I also feel that synchronous discussion can give students a better sense of community. It also enables them to be present in the moment and develop

Communicating in real time (all Free )
* Videoconferencing: meet students with webcams and audio
o Bb Elluminate (webcam, chat, whiteboard, recording)
o Tokbox
o CCCConfer (Elluminate for community college instructors)
o Vyew (free conferencing for up to 20 participants)
* Chat and conversation: instant or near-instant communication
o Yahoo (or AOL) Instant Messenger
o Gchat/Google Talk (can use Google Talkback Badge on a site to show status)
o Skype (voice conversation and instant messaging)

I really need to work on the pdfs Pedigogical Design and Design Elements to get a focus on the development of my Dance History Online course.


“Week 2″

Since I am a recent  MFA in Dance graduate, completing the Beginner’s Questionnaire was a balance between the courses I have taught and have been a teaching associate (assistant) with the courses that I participated in as a graduate student. I am more of a presentational instructor especially with the consideration of the subject of dance. However, when looking beyond the physical dance technique class there are the dance academic courses like Dance History, Critical Issues in Dance, Laban Movement Analysis, Dance Kinesiology, Musical Resources for Dance, Dance Pedagogy and even, Choreography that have or could be taught online. I would like to have a combination of lecture, individual input, collaborative discussion as well as small group projects.

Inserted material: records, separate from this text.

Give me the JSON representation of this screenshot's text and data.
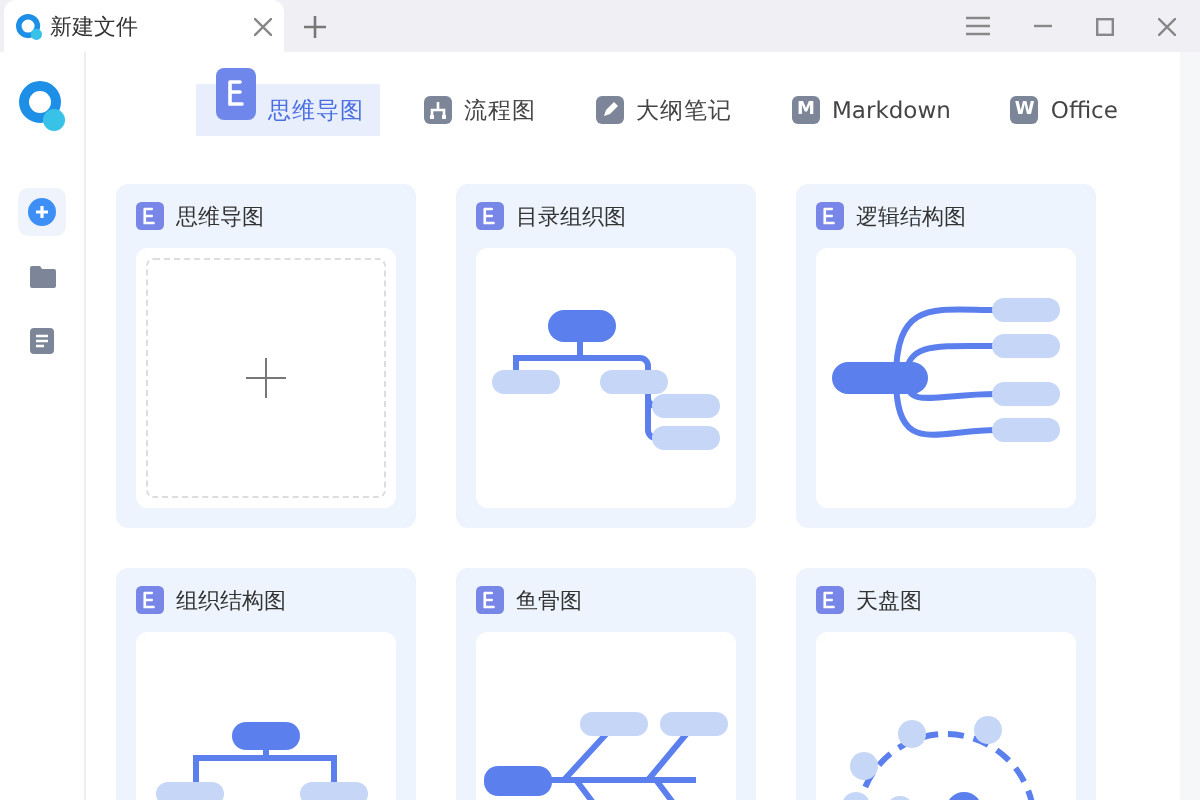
{
  "window": {
    "tab_title": "新建文件"
  },
  "type_tabs": [
    {
      "label": "思维导图",
      "selected": true,
      "kind": "mind"
    },
    {
      "label": "流程图",
      "selected": false,
      "kind": "flow"
    },
    {
      "label": "大纲笔记",
      "selected": false,
      "kind": "outline"
    },
    {
      "label": "Markdown",
      "selected": false,
      "kind": "letter",
      "badge": "M"
    },
    {
      "label": "Office",
      "selected": false,
      "kind": "letter",
      "badge": "W"
    }
  ],
  "sidebar": {
    "items": [
      {
        "kind": "new",
        "selected": true
      },
      {
        "kind": "folder",
        "selected": false
      },
      {
        "kind": "doc",
        "selected": false
      }
    ]
  },
  "templates": [
    {
      "title": "思维导图",
      "kind": "blank"
    },
    {
      "title": "目录组织图",
      "kind": "tree"
    },
    {
      "title": "逻辑结构图",
      "kind": "logic"
    },
    {
      "title": "组织结构图",
      "kind": "org"
    },
    {
      "title": "鱼骨图",
      "kind": "fishbone"
    },
    {
      "title": "天盘图",
      "kind": "radial"
    }
  ]
}
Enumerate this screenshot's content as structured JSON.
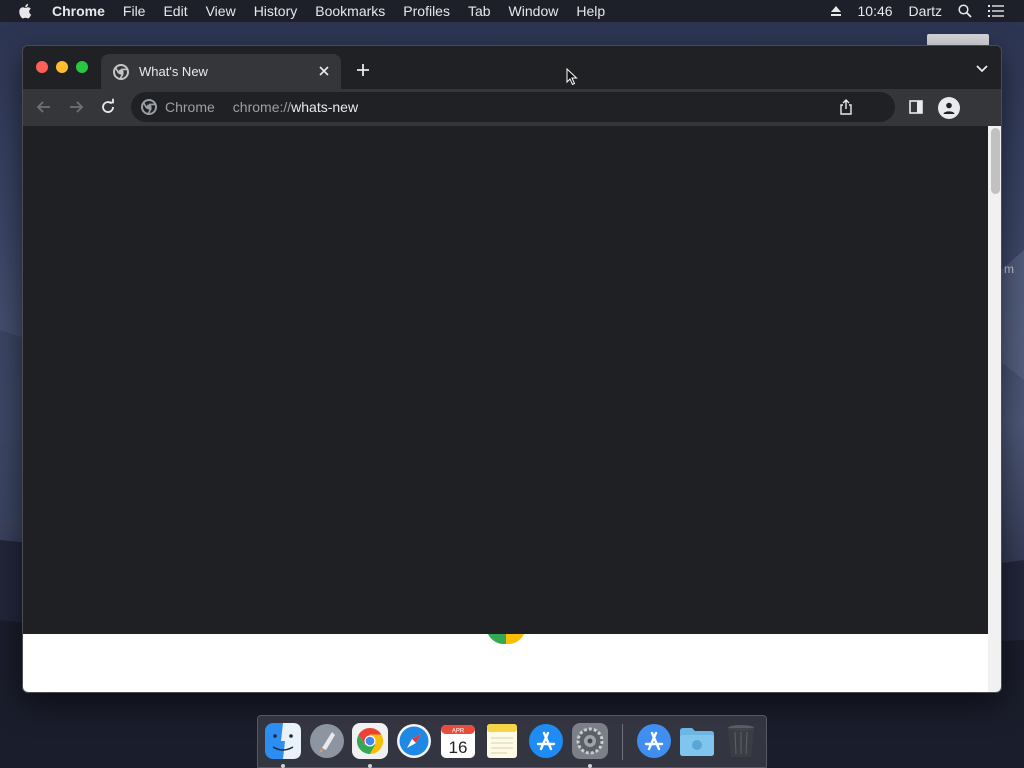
{
  "menubar": {
    "app_name": "Chrome",
    "items": [
      "File",
      "Edit",
      "View",
      "History",
      "Bookmarks",
      "Profiles",
      "Tab",
      "Window",
      "Help"
    ],
    "clock": "10:46",
    "user": "Dartz",
    "icons": [
      "apple-icon",
      "eject-icon",
      "spotlight-search-icon",
      "control-center-list-icon"
    ]
  },
  "desktop": {
    "partial_label": "m"
  },
  "browser": {
    "tab": {
      "title": "What's New",
      "favicon": "chrome-icon"
    },
    "omnibox": {
      "chip_label": "Chrome",
      "url_scheme": "chrome://",
      "url_path": "whats-new"
    },
    "colors": {
      "frame": "#202124",
      "toolbar": "#35363a",
      "content": "#1f2023"
    }
  },
  "dock": {
    "apps": [
      {
        "name": "Finder",
        "icon": "finder-icon",
        "running": true
      },
      {
        "name": "Launchpad",
        "icon": "launchpad-icon",
        "running": false
      },
      {
        "name": "Google Chrome",
        "icon": "chrome-icon",
        "running": true
      },
      {
        "name": "Safari",
        "icon": "safari-icon",
        "running": false
      },
      {
        "name": "Calendar",
        "icon": "calendar-icon",
        "running": false,
        "month": "APR",
        "day": "16"
      },
      {
        "name": "Notes",
        "icon": "notes-icon",
        "running": false
      },
      {
        "name": "App Store",
        "icon": "app-store-icon",
        "running": false
      },
      {
        "name": "System Preferences",
        "icon": "system-preferences-icon",
        "running": true
      },
      {
        "name": "Applications",
        "icon": "applications-folder-icon",
        "running": false
      },
      {
        "name": "Downloads",
        "icon": "downloads-folder-icon",
        "running": false
      },
      {
        "name": "Trash",
        "icon": "trash-icon",
        "running": false
      }
    ]
  }
}
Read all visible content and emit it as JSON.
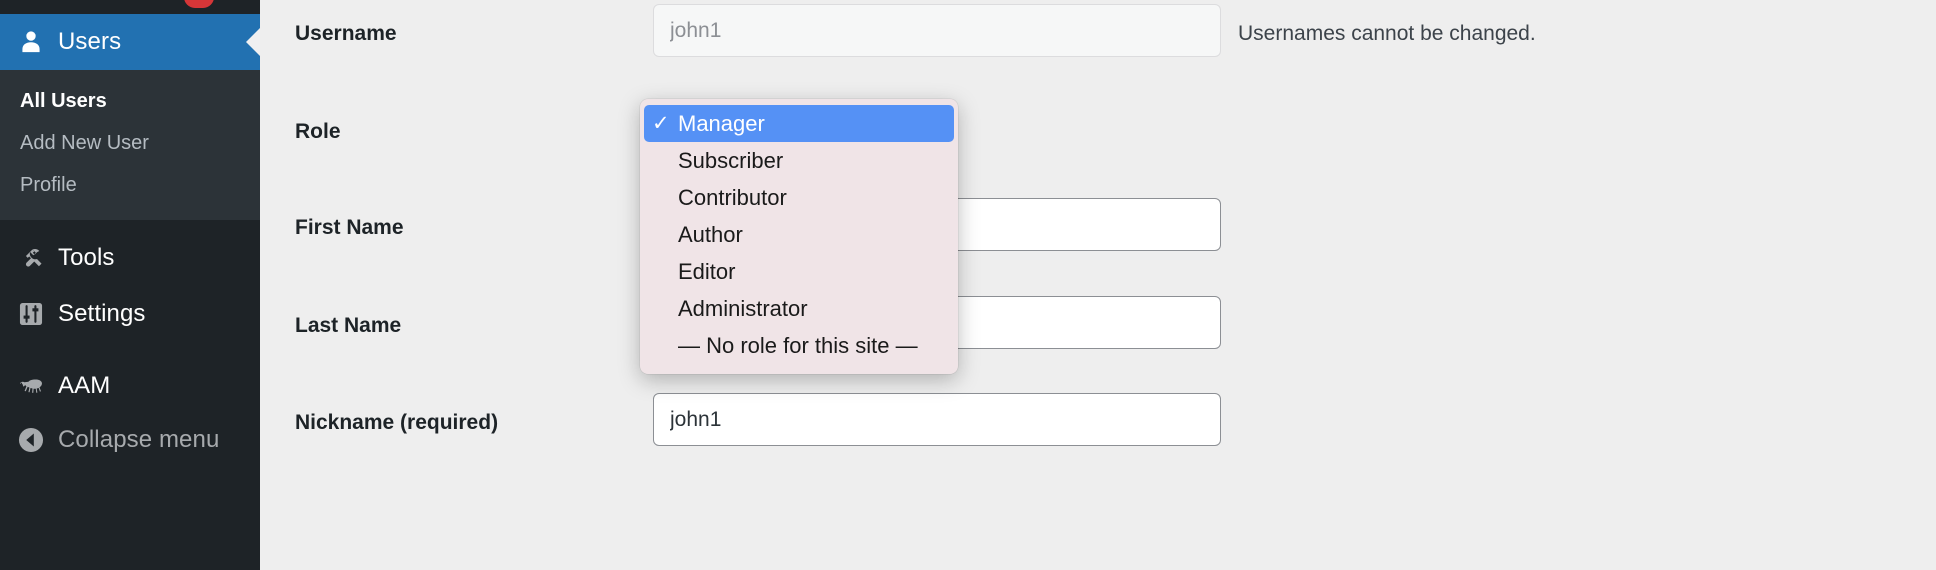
{
  "sidebar": {
    "notification_badge": true,
    "current_menu": {
      "label": "Users",
      "icon": "user-icon"
    },
    "submenu": [
      {
        "label": "All Users",
        "current": true
      },
      {
        "label": "Add New User",
        "current": false
      },
      {
        "label": "Profile",
        "current": false
      }
    ],
    "menu": [
      {
        "label": "Tools",
        "icon": "wrench-icon"
      },
      {
        "label": "Settings",
        "icon": "sliders-icon"
      },
      {
        "label": "AAM",
        "icon": "armadillo-icon"
      },
      {
        "label": "Collapse menu",
        "icon": "collapse-left-arrow-icon"
      }
    ]
  },
  "form": {
    "rows": [
      {
        "label": "Username",
        "value": "john1",
        "placeholder": "john1",
        "hint": "Usernames cannot be changed.",
        "disabled": true
      },
      {
        "label": "Role",
        "value": "Manager",
        "hint": ""
      },
      {
        "label": "First Name",
        "value": "",
        "placeholder": "",
        "hint": ""
      },
      {
        "label": "Last Name",
        "value": "",
        "placeholder": "",
        "hint": ""
      },
      {
        "label": "Nickname (required)",
        "value": "john1",
        "placeholder": "",
        "hint": ""
      }
    ]
  },
  "role_dropdown": {
    "open": true,
    "selected_index": 0,
    "check_glyph": "✓",
    "highlight_color": "#5591f5",
    "background_color": "#f0e4e7",
    "options": [
      {
        "label": "Manager"
      },
      {
        "label": "Subscriber"
      },
      {
        "label": "Contributor"
      },
      {
        "label": "Author"
      },
      {
        "label": "Editor"
      },
      {
        "label": "Administrator"
      },
      {
        "label": "— No role for this site —"
      }
    ]
  }
}
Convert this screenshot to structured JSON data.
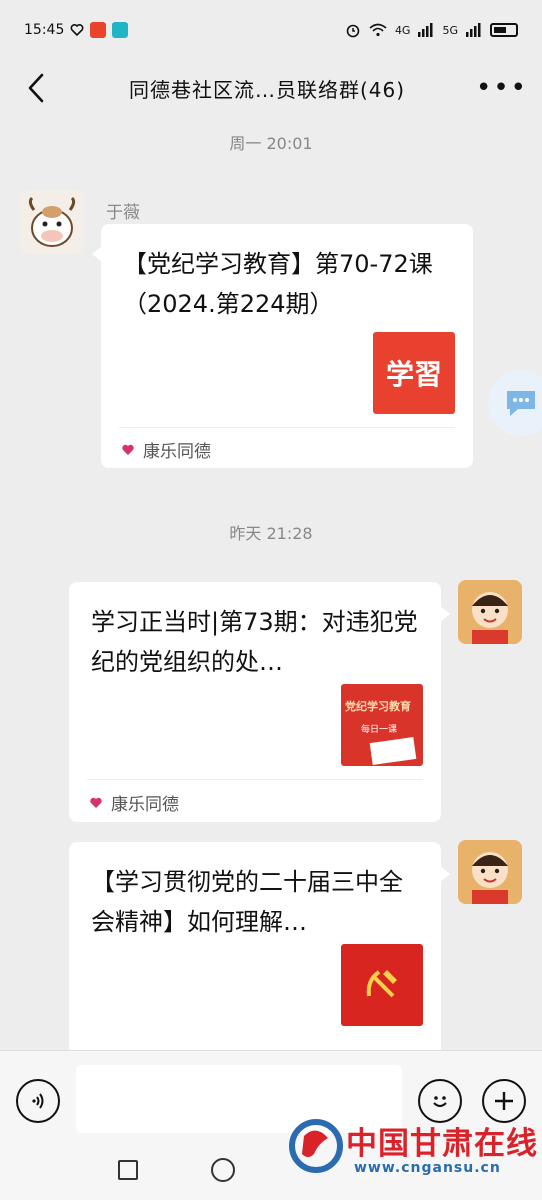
{
  "status_bar": {
    "time": "15:45",
    "signal1": "4G",
    "signal2": "5G"
  },
  "header": {
    "title": "同德巷社区流…员联络群(46)",
    "more": "•••"
  },
  "timestamps": [
    "周一 20:01",
    "昨天 21:28"
  ],
  "messages": [
    {
      "sender": "于薇",
      "title": "【党纪学习教育】第70-72课（2024.第224期）",
      "thumb_text": "学習",
      "source": "康乐同德"
    },
    {
      "title": "学习正当时|第73期：对违犯党纪的党组织的处…",
      "thumb_text": "党纪学习教育",
      "thumb_sub": "每日一课",
      "source": "康乐同德"
    },
    {
      "title": "【学习贯彻党的二十届三中全会精神】如何理解…"
    }
  ],
  "watermark": {
    "name": "中国甘肃在线",
    "url": "www.cngansu.cn"
  },
  "colors": {
    "background": "#ededed",
    "card": "#ffffff",
    "thumb_red": "#e8412f",
    "brand_red": "#d9222a",
    "brand_blue": "#2b6cb0"
  }
}
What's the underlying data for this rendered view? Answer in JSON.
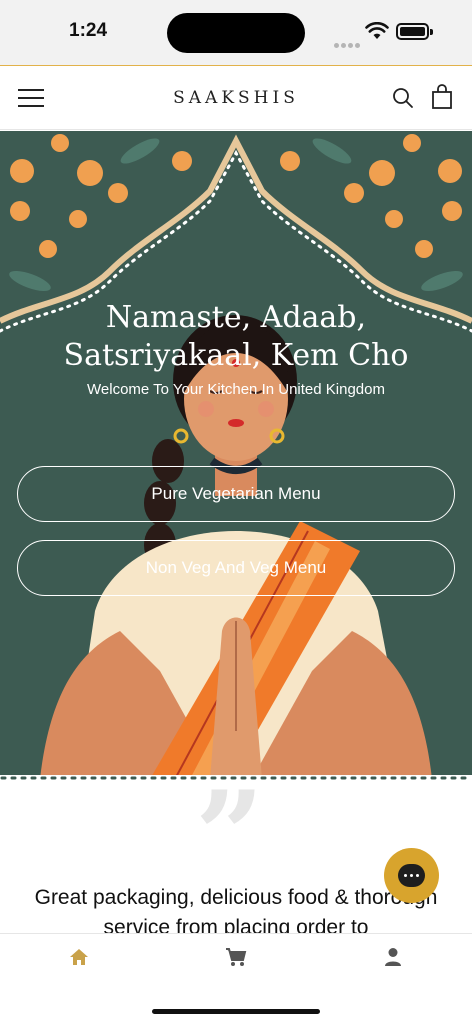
{
  "status": {
    "time": "1:24"
  },
  "header": {
    "brand": "SAAKSHIS"
  },
  "hero": {
    "title": "Namaste, Adaab, Satsriyakaal, Kem Cho",
    "subtitle": "Welcome To Your Kitchen In United Kingdom",
    "buttons": [
      "Pure Vegetarian Menu",
      "Non Veg And Veg Menu"
    ]
  },
  "review": {
    "quote_mark": "”",
    "text": "Great packaging, delicious food & thorough service from placing order to"
  },
  "colors": {
    "accent": "#d8a42d",
    "hero_bg": "#3d5b52",
    "tab_active": "#c9a24a",
    "tab_inactive": "#555555"
  },
  "icons": {
    "menu": "hamburger-icon",
    "search": "search-icon",
    "cart": "shopping-bag-icon",
    "chat": "chat-icon",
    "home": "home-icon",
    "tab_cart": "cart-icon",
    "account": "account-icon"
  }
}
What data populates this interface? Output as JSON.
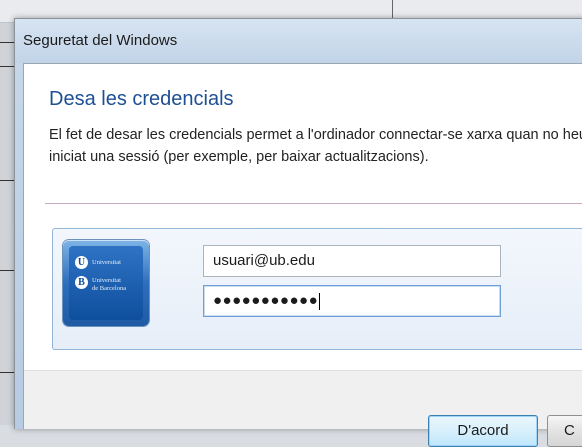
{
  "window": {
    "title": "Seguretat del Windows"
  },
  "content": {
    "heading": "Desa les credencials",
    "description": "El fet de desar les credencials permet a l'ordinador connectar-se xarxa quan no heu iniciat una sessió (per exemple, per baixar actualitzacions)."
  },
  "credentials": {
    "tile": {
      "logo_letters": [
        "U",
        "B"
      ],
      "logo_text": [
        "Universitat",
        "Universitat",
        "de Barcelona"
      ]
    },
    "username": "usuari@ub.edu",
    "password_mask": "●●●●●●●●●●●"
  },
  "buttons": {
    "ok": "D'acord",
    "cancel_partial": "C"
  },
  "colors": {
    "heading": "#1e4f94",
    "accent_border": "#94b4d8"
  }
}
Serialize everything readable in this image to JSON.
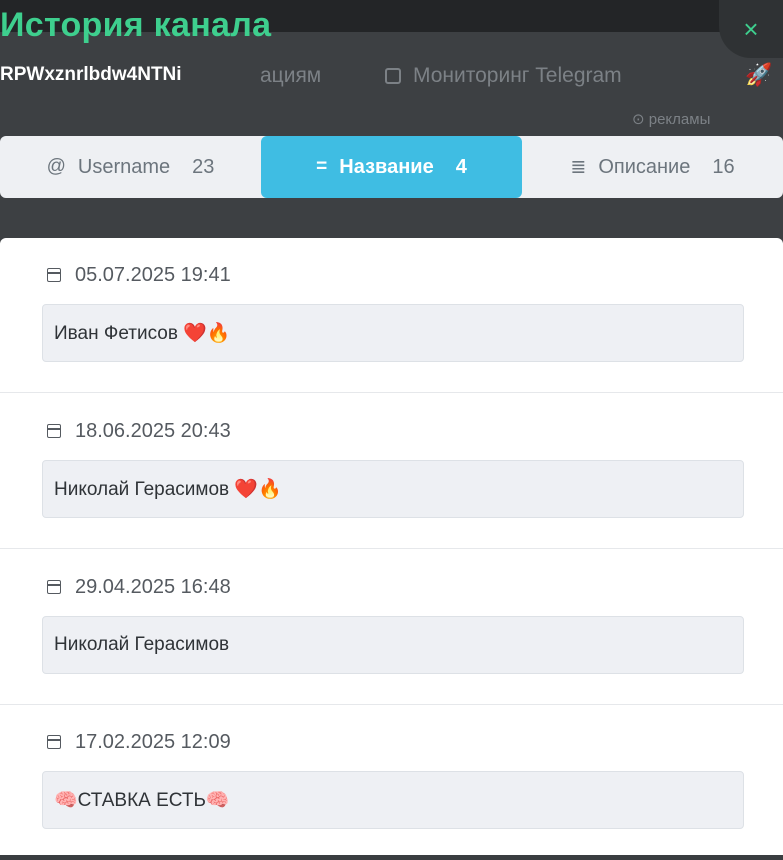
{
  "background": {
    "nav_item_1": "ациям",
    "nav_item_2": "Мониторинг Telegram",
    "sub_label": "рекламы"
  },
  "modal": {
    "title": "История канала",
    "subtitle": "RPWxznrlbdw4NTNi",
    "close_label": "×",
    "accent_color": "#3ecf8e",
    "active_tab_color": "#3fbde3"
  },
  "tabs": [
    {
      "icon": "@",
      "label": "Username",
      "count": "23",
      "active": false
    },
    {
      "icon": "=",
      "label": "Название",
      "count": "4",
      "active": true
    },
    {
      "icon": "≣",
      "label": "Описание",
      "count": "16",
      "active": false
    }
  ],
  "history": [
    {
      "date": "05.07.2025 19:41",
      "value": "Иван Фетисов ❤️🔥"
    },
    {
      "date": "18.06.2025 20:43",
      "value": "Николай Герасимов ❤️🔥"
    },
    {
      "date": "29.04.2025 16:48",
      "value": "Николай Герасимов"
    },
    {
      "date": "17.02.2025 12:09",
      "value": "🧠СТАВКА ЕСТЬ🧠"
    }
  ]
}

In terms of getting started, I feel that I am right where I should be. I am taking one week at a time. I have a high inquisitory interest in the development of a pedagogically sound online course for dance history, along with the feeling of swimming in an ocean of possibilities of how to achieve this goal.


Week 1 Online Teaching Course

This is Renee from Lake Forest. I am currently teaching at MiraCosta College.
Two aspects of this week’s reading I found most interesting:

1. “Surprisingly, ‘people-oriented’ people make the best online instructors”(17)

I believe truly caring pedagogy can be transmitted through any medium. However, knowledge of the medium, in this case through technology, is vital for the creativity in the delivering of materials, as well as excellent written, audio and video communication skills.

2. I am highly interested in developing “tasks and exercises that emphasize student collaboration” online.(13)

My experience when I participated in a Business Management Course was that I did not engage in collaboration. I also chose limited online interaction with the instructor. As an instructor of Dance, I am highly engaged with my students and I expect them to be continually engaged and present during class. How to I obtain online engagement?